As mentioned last fall, the first part of this project mainly consisted on identifying the availability of primary sources: the necrology registers of the Archivio di Stato in Venice. Therefore, we asked to a collaborator based in Venice to have a look at the archive. The presence of 205 necrology registers dating from 1537 to 1805 was confirmed. Here is a small extract from these registers, taken from the thesis of Mr Carlo Salmistraro, written in Italian and entitled: Il sistema sanitario a venezia nel cinquecento: analisi del Necrologio dei provveditori alla sanità 1568 more Veneto e considerazioni su alcune patologie epidemiche riscontrate.
Basically, the registers contain for each death:
- The date and place of the registration
- The name of the deceased
- The name of the deceased’s father (in case of homonym, also the grandfather’s name)
- In case of women, the husband’s name and the civil status (married or widow)
- The age
- The description of the death cause
- The place of death and eventually the transportation
- The name of the doctor examining the body and validating death
- The burial place
Although this kind of data is very interesting, it appears that these documents are not considered as a priority for digitization as part of the Venice Time Machine project, and thus these sources would not be available for the timespan of this project.
With a lack of primary sources, we now have to re-orientate the project.
We still think that a dynamic representation of the evolution of the Plague epidemics in Venice, using a map of Venice as background, would be useful. Therefore, we will now try to simulate this evolution using several models related to the propagation of epidemics, adapted to the spatial context of Venice and to the plague itself as this disease has characteristics (prevalence and high fatality) that could lead to a rather simple model.
In a first approach, the urban modelling of Venice will be defined as a small-world network, where nodes, i.e. parishes, are connected by edges:

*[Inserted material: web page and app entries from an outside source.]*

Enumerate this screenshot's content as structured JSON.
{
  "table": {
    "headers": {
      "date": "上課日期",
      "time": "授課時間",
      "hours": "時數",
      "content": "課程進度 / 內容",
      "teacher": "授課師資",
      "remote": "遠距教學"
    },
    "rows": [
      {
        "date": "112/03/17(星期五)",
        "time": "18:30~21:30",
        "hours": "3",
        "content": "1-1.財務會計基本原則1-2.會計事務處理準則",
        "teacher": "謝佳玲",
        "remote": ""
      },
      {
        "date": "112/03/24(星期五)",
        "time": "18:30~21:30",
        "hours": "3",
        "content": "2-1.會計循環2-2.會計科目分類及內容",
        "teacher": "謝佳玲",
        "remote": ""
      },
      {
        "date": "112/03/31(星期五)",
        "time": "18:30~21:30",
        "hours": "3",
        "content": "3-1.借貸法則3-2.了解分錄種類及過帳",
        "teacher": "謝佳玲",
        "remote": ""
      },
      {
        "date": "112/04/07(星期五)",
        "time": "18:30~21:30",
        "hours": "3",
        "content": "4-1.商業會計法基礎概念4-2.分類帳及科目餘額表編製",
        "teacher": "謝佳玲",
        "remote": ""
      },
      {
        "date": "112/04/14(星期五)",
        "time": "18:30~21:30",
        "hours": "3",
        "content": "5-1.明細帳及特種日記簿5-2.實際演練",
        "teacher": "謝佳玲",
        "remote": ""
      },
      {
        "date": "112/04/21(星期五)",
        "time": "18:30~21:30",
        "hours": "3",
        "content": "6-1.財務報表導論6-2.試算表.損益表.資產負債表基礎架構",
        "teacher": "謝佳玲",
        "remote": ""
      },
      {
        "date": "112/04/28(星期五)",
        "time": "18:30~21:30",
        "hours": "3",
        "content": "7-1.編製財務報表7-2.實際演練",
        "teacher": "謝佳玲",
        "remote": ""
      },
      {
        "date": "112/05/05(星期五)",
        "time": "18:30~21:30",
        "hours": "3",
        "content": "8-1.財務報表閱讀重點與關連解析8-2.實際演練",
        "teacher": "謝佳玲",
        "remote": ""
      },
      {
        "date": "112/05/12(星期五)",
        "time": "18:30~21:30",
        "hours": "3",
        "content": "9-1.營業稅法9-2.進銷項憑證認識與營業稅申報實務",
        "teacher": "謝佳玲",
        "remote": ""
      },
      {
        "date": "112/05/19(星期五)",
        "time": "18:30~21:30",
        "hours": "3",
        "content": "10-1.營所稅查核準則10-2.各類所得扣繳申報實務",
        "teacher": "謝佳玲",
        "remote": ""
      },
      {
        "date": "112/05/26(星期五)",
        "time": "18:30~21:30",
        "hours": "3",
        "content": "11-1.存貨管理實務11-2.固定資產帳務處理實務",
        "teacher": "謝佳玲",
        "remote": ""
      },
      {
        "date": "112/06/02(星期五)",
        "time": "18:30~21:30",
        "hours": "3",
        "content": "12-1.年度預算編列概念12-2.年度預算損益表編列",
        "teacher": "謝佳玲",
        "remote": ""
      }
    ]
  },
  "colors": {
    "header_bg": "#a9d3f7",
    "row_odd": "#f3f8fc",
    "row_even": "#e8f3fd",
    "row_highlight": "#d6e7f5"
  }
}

We would use the Watz-Strogatz procedure to rewire nodes knowing their spatial localization and the prevailing disposition for infections (islands are more prone to harvest the infection burden). All this information will be contained in a connectivity matrix of size #nodes x #nodes. Edges will be given a certain coefficient proportional to the potential of the infection route. Different centrality measures (see Centrality Measures in Spatial Networks of Urban streets, Peolo Cruciti et al.) and other simpler characteristics such as distance between parishes, their connections, size and estimated population will allow us to weight the edges in a proper way. On this network, we are planning to apply a spatio-temporal decaying coefficient providing us with the probability of someone being infected at time t+1 knowing that a previous infection occurred at a certain location at time t. Differential equations of models provided in the literature will be able to provide us with a dynamic environment representing the live evolution of the infection.
For now, we plan to run this simulation under MATLAB and show the results in a web-based visualization tool. The code for the simulation would be available so that everyone can run it or tweak it. Ideally our visualization tool will be able to take in the results of the simulation easily. We found a few scripts in the D3.js online library that could serve this purpose.
Since the necrology registers will be available under a digital form at some point in the future, it would be interesting to be able to incorporate the actual data in our visualization tool in some way, so that one could confront or complete the epidemics model. Another approach would be to build a tool that could help comparing the results of our simulation with the actual data. This feature could be relevant as it would allow to verify if a simple model is capable of estimating the propagation of the plague in a more complex population, but also help adjusting the model.